> **Task material**
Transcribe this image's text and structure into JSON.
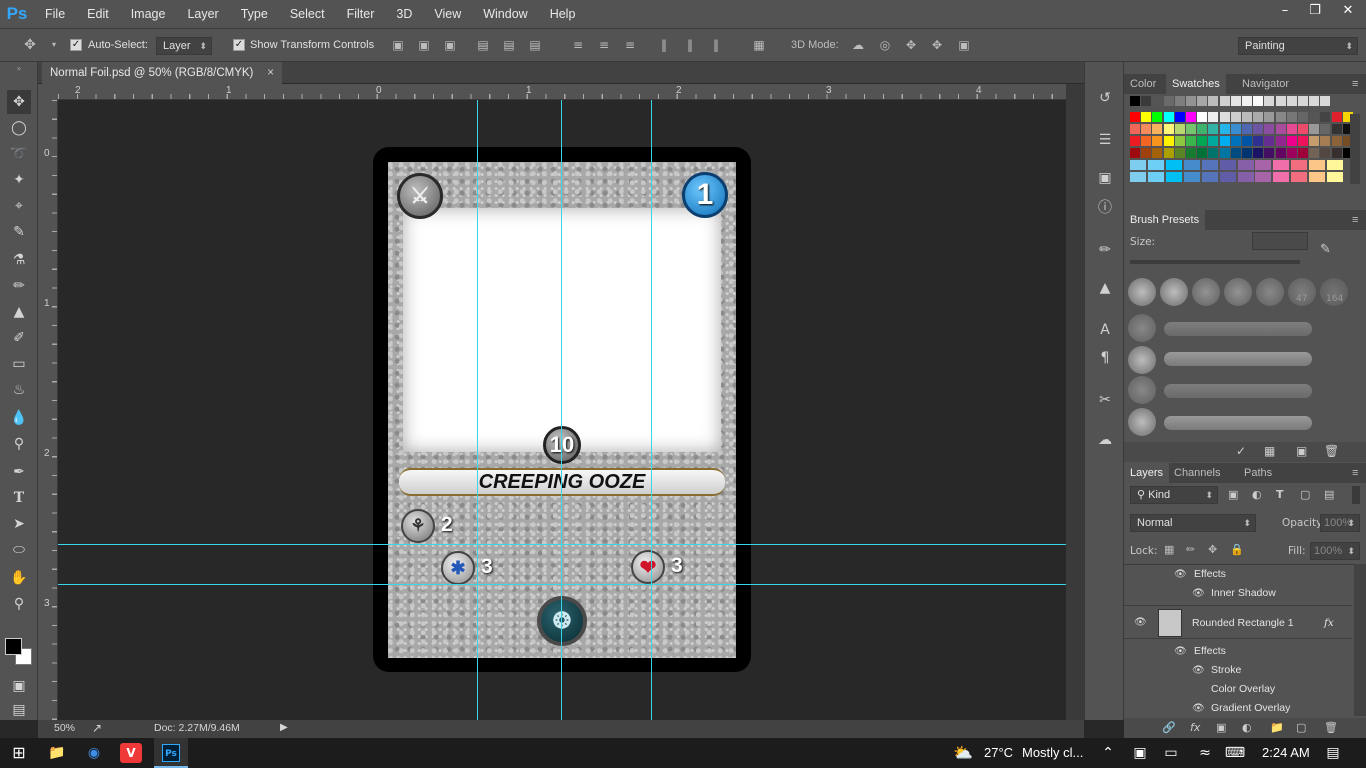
{
  "app": {
    "logo": "Ps"
  },
  "menu": [
    "File",
    "Edit",
    "Image",
    "Layer",
    "Type",
    "Select",
    "Filter",
    "3D",
    "View",
    "Window",
    "Help"
  ],
  "window_controls": {
    "minimize": "–",
    "restore": "❐",
    "close": "✕"
  },
  "options": {
    "auto_select_label": "Auto-Select:",
    "auto_select_checked": true,
    "auto_select_target": "Layer",
    "show_transform_label": "Show Transform Controls",
    "show_transform_checked": true,
    "mode3d_label": "3D Mode:",
    "workspace": "Painting"
  },
  "document": {
    "tab_title": "Normal Foil.psd @ 50% (RGB/8/CMYK)",
    "close": "×",
    "ruler_top": [
      "2",
      "1",
      "0",
      "1",
      "2",
      "3",
      "4"
    ],
    "ruler_left": [
      "0",
      "1",
      "2",
      "3"
    ]
  },
  "status": {
    "zoom": "50%",
    "doc": "Doc: 2.27M/9.46M"
  },
  "card": {
    "name": "CREEPING OOZE",
    "cost": "1",
    "level": "10",
    "attack": "2",
    "speed": "3",
    "health": "3"
  },
  "panels": {
    "color_tabs": [
      "Color",
      "Swatches",
      "Navigator"
    ],
    "brush_title": "Brush Presets",
    "brush_size_label": "Size:",
    "brush_sizes": [
      "47",
      "164"
    ],
    "layers_tabs": [
      "Layers",
      "Channels",
      "Paths"
    ],
    "kind_label": "Kind",
    "blend_mode": "Normal",
    "opacity_label": "Opacity:",
    "opacity_value": "100%",
    "lock_label": "Lock:",
    "fill_label": "Fill:",
    "fill_value": "100%",
    "layers": [
      {
        "label": "Effects",
        "indent": 1
      },
      {
        "label": "Inner Shadow",
        "indent": 2
      },
      {
        "label": "Rounded Rectangle 1",
        "indent": 0
      },
      {
        "label": "Effects",
        "indent": 1
      },
      {
        "label": "Stroke",
        "indent": 2
      },
      {
        "label": "Color Overlay",
        "indent": 2
      },
      {
        "label": "Gradient Overlay",
        "indent": 2
      }
    ],
    "fx_label": "fx"
  },
  "taskbar": {
    "temperature": "27°C",
    "weather": "Mostly cl...",
    "time": "2:24 AM"
  },
  "colors": {
    "guide": "#39d6e6",
    "ps_blue": "#31a8ff"
  }
}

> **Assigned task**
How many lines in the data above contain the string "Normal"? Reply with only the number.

> **Task response**
2